“I can't help it,” said Deirdre Connolly, 54, who ran the post office in Killeater, Northern Ireland, with her husband Darius until they were falsely accused of theft – and even asked if they had “taken money for paramilitaries”. charity. Is my home address on this site? My home, my family – what is this?

“It's absolute incompetence,” said her 53-year-old husband. “The fact that they can't keep people's names and addresses private tells you everything you need to know about how their computer system runs.

“As if we needed to see another example of Post Office incompetence!” said Ron Warmington, a forensic investigator whose company Second Sight was appointed to investigate the flawed Horizon system in 2013. This is an extraordinary breach of the confidentiality pledges that the Post Office has so vehemently insisted that we must all – and forever – abide by. The Post Office appears to deploy far more firepower to protect its own data than it does to protect the data identifying the names of its victims.

Lord Arbuthnot, a peer who has defended postmasters for years, told The Mail: “I have long ago stopped expecting much, if anything, from the Post Office, but for them to publish the personal details of claimants in class action litigation is unjustifiable.” efficient”.
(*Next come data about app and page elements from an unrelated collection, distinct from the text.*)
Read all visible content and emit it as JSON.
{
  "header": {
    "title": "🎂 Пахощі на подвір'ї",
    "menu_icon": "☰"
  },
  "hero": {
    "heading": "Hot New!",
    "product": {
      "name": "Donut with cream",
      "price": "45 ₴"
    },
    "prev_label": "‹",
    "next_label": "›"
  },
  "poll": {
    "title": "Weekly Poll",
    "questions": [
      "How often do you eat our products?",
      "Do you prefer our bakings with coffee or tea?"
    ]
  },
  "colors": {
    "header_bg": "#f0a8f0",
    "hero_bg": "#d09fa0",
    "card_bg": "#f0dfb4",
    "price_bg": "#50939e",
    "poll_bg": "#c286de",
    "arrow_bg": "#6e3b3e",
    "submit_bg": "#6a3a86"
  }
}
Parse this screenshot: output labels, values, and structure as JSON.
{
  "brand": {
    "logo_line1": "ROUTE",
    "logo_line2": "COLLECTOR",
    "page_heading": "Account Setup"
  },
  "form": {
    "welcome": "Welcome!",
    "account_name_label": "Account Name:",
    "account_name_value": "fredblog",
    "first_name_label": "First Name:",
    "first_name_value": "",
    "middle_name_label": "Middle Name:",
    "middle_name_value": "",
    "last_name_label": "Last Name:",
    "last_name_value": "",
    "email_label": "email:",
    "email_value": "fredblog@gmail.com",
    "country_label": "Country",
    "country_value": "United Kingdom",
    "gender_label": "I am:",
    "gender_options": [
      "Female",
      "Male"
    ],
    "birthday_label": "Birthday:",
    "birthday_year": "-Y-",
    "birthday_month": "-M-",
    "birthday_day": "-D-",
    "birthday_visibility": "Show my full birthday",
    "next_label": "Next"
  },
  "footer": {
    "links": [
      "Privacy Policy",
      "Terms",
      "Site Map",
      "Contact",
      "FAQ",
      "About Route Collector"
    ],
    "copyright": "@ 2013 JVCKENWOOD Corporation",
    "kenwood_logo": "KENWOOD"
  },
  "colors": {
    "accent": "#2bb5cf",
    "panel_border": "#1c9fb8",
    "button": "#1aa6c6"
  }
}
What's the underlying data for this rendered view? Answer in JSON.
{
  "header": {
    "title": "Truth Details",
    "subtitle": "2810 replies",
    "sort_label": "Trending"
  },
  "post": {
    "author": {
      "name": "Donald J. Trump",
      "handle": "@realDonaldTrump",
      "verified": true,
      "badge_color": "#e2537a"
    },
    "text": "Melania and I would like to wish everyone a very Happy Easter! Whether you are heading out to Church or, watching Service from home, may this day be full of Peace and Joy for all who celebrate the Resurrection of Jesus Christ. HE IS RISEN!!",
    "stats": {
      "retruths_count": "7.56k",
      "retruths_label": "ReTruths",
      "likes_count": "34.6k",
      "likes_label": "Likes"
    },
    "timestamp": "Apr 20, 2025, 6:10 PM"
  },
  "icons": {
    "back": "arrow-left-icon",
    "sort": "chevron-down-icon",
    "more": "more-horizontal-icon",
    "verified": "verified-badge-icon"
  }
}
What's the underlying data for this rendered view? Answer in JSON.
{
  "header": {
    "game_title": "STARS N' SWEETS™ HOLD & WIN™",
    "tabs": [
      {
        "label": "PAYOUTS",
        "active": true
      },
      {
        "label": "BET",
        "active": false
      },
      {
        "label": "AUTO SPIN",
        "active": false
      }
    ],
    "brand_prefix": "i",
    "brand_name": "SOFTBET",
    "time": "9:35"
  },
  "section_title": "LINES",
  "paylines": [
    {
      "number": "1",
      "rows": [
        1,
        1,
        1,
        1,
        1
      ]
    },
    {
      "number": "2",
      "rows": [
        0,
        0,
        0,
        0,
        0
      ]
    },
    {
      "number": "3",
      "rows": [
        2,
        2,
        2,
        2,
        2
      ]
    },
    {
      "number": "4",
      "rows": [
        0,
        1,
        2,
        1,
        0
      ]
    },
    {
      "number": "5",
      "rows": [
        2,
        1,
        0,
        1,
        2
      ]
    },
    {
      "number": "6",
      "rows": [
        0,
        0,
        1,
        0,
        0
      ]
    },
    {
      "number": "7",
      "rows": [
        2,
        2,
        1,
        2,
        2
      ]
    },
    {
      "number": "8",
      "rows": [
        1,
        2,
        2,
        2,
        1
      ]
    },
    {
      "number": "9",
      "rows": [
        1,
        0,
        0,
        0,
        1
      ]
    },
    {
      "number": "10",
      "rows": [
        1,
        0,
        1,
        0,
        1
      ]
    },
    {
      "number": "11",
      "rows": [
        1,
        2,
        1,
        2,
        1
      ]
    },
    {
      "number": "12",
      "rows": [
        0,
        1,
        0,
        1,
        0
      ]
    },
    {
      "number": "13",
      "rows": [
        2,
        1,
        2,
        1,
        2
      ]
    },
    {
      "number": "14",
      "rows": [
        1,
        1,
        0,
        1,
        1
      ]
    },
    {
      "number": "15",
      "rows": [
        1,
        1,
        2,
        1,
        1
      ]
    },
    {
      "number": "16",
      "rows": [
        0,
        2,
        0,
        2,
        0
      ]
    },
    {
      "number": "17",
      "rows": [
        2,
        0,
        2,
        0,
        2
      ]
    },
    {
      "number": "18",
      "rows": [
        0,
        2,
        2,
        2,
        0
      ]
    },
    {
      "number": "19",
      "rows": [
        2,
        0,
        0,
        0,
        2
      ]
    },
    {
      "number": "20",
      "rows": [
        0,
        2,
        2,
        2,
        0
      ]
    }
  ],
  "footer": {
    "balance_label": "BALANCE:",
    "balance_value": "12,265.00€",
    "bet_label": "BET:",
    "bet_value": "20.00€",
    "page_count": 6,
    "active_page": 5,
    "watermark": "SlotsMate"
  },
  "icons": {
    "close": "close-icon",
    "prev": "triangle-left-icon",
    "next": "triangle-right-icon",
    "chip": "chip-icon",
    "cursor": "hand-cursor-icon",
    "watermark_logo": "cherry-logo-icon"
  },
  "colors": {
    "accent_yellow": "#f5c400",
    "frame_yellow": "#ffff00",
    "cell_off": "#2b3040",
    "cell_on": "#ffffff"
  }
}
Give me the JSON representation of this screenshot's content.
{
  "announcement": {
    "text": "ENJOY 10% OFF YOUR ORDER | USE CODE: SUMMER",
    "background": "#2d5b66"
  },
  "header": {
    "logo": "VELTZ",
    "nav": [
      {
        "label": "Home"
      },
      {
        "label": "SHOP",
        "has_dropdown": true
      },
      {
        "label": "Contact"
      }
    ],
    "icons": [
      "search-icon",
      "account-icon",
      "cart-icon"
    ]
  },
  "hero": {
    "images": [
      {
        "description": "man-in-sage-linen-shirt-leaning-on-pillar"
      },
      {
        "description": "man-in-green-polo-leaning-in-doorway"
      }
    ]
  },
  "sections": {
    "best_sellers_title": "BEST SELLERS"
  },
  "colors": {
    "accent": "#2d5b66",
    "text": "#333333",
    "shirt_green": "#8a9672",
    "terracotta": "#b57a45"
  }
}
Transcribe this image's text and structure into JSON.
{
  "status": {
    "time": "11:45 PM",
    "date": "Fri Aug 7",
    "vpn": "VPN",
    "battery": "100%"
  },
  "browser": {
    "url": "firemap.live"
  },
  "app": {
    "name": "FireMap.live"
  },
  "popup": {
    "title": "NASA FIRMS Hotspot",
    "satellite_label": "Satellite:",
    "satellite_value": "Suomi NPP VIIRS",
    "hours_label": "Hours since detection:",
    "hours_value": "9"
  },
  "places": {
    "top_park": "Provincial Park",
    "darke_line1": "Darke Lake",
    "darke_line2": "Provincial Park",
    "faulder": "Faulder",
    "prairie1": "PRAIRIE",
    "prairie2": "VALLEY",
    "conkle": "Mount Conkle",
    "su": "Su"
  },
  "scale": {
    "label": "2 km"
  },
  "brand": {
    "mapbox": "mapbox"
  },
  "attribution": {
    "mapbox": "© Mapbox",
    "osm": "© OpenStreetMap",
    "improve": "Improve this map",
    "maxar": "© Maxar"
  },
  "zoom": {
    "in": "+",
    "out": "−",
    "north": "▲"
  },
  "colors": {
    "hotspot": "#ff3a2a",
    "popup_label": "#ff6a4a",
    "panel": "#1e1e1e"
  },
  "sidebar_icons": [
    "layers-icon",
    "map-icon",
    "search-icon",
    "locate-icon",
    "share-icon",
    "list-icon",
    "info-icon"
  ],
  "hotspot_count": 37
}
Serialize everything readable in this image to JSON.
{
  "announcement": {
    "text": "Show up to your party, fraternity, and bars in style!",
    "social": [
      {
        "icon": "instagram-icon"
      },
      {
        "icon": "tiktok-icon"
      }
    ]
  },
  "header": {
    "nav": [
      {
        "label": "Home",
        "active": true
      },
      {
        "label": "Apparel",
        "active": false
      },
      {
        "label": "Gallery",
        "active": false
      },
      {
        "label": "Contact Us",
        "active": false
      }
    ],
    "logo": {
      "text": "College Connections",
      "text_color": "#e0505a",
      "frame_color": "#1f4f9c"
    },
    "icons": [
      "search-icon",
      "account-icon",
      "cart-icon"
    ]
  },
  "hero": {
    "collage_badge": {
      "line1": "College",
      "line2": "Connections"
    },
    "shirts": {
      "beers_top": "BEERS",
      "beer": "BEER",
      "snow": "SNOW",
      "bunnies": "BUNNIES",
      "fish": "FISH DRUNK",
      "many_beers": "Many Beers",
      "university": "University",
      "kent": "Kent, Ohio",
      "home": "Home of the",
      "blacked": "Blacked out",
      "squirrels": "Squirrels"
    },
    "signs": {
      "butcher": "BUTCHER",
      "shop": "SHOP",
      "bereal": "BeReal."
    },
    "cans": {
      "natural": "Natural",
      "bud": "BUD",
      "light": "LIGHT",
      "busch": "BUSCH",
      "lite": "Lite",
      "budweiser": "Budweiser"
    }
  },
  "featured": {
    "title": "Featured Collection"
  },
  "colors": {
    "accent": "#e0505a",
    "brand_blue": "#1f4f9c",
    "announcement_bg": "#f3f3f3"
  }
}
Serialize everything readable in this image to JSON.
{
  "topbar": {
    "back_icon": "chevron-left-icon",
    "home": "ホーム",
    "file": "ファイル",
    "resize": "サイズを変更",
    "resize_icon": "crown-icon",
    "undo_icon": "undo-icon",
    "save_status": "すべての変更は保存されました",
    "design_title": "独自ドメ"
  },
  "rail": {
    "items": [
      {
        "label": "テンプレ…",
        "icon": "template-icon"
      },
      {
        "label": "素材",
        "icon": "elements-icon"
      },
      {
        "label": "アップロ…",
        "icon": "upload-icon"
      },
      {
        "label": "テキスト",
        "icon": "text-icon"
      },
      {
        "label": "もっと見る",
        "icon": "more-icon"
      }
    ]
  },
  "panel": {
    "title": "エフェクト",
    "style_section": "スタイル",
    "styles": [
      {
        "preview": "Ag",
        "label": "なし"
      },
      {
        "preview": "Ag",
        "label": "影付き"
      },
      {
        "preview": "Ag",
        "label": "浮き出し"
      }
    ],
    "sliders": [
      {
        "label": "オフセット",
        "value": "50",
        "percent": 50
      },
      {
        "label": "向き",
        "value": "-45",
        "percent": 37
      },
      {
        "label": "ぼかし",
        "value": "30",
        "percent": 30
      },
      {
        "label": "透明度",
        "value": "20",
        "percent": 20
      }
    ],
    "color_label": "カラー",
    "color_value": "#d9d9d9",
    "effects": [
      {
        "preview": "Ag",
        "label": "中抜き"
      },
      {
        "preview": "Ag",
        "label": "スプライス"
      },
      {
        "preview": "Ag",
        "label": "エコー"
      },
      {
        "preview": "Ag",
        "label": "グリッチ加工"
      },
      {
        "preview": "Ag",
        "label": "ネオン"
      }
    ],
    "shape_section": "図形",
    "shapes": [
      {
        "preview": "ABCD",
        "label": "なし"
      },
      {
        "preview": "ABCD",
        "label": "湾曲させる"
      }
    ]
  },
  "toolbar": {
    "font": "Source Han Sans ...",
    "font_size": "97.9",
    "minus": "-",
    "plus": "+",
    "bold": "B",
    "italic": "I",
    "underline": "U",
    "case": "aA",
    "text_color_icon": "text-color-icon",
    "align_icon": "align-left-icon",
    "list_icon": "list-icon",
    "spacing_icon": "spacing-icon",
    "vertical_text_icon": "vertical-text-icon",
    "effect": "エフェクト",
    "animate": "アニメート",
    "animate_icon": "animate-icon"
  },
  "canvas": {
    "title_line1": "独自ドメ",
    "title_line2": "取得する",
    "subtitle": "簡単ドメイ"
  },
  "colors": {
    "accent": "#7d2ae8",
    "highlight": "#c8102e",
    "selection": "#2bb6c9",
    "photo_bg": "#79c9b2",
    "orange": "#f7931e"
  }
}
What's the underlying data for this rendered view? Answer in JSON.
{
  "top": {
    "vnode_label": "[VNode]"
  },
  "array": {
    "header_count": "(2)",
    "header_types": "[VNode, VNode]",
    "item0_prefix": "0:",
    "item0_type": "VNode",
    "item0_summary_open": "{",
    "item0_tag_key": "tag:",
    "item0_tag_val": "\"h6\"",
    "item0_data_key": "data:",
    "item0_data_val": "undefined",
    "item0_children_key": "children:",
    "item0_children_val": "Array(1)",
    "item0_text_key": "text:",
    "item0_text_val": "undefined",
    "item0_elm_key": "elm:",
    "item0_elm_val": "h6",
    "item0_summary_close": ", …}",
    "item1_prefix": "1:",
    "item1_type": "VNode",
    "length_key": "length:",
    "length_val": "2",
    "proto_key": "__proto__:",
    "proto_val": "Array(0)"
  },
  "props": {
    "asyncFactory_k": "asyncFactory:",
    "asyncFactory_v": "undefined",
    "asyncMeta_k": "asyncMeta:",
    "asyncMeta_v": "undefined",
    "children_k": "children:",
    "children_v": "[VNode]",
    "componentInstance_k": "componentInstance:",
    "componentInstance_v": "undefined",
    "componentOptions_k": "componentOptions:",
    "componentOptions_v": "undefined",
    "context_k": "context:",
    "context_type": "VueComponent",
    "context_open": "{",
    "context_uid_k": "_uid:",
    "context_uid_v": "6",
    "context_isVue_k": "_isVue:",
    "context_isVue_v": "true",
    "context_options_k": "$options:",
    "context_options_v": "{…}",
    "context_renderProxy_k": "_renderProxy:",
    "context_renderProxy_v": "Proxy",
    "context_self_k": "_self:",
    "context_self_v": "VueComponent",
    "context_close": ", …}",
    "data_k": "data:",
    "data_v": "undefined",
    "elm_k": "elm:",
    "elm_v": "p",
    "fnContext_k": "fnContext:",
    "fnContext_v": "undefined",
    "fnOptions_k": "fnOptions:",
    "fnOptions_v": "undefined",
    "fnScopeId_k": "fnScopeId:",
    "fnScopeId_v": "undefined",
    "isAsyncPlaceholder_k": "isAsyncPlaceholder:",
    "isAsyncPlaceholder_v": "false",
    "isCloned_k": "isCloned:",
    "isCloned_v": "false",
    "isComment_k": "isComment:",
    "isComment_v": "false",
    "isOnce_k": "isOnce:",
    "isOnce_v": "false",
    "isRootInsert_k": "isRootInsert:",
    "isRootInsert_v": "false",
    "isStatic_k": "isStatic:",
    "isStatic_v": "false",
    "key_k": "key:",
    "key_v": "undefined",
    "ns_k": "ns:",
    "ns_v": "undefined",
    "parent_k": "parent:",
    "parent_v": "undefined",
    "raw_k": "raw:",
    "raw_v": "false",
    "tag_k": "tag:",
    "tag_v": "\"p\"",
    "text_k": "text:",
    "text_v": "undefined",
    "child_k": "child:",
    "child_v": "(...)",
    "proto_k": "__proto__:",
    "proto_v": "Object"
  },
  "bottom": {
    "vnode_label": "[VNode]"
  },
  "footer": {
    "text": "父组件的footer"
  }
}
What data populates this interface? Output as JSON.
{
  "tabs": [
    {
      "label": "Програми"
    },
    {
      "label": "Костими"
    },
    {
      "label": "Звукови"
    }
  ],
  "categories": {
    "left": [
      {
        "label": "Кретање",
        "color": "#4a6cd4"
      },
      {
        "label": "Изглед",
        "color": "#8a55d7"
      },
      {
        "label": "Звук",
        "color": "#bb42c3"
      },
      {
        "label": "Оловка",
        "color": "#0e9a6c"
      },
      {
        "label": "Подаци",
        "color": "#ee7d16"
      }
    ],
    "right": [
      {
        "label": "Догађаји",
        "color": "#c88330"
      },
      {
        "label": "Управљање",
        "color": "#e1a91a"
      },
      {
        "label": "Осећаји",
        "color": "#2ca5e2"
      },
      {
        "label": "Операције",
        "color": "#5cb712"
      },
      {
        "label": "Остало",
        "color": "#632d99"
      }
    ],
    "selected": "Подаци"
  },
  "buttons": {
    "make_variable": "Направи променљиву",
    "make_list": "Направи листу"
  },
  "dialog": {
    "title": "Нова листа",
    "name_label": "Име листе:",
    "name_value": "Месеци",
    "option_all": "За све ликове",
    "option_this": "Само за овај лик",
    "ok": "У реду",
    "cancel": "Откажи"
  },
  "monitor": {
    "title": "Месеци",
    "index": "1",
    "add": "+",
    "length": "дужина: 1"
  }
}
“Among many other criminal offenses committed by the Post Office, this alleged data breach amounts to a further intrusion into the privacy of sub-postmasters and their ability to put the matter behind them.” It answers the question of whether the Post Office has learned and improved: but it has not.'

The names and home addresses were listed in a 47-page legal agreement, signed on December 10, 2019, that settled the Supreme Court class action lawsuit midway through trial. The Post Office apparently intended to publish a “redacted” version of the legal agreement on its website, with personal details covered in censorship black ink. Instead, the document was published with everyone's personal details fully exposed.

Raoul Lomb, a partner at data protection law firm SMB, said it appeared to be a “marked breach” of UK data protection laws known as GDPR and showed a “cavalier disregard for the rights of sub-postmasters”.

“The document, which is clearly marked confidential, reveals the names and addresses of every branch office manager who was a plaintiff in the case of Alan Bates and Others v Post Office,” he said.

“It is particularly embarrassing for the Post Office because Clause 12 of the document is a clause that expressly obligates all parties” to maintain [it] Trusted'. Given this, it is difficult to see any justification for the Post Office to release it publicly in a completely unredacted form.

He said the Post Office had a duty to report the breach to the Information Commissioner's Office (ICO), and added: “Its leak will undoubtedly cause further distress to sub-postmasters who have already suffered enough.” You would expect the ICO to take a very dim view of the breach given the clear expectation of confidentiality and vulnerability of the data subjects mentioned in it. 'I would not be surprised if the Commissioner imposes a fine to punish the Post Office for this apparently fundamental failure to manage its data securely.'

The Post Office said: “The document in question has been removed from our website. We are investigating as an urgent priority how it was published. We are in the process of notifying the Information Commissioner's Office of the incident, in line with our regulatory requirements.”

“We have not received a data breach report in this matter,” the ICO said. Organizations must notify the ICO within 72 hours.



Source

Leave a Reply

Your email address will not be published. Required fields are marked *

google index google index google index google index google index google index google index google index google index google index google index google index google index google index google index google index google index google index google index google index google index google index google index google index google index google index google index google index google index google index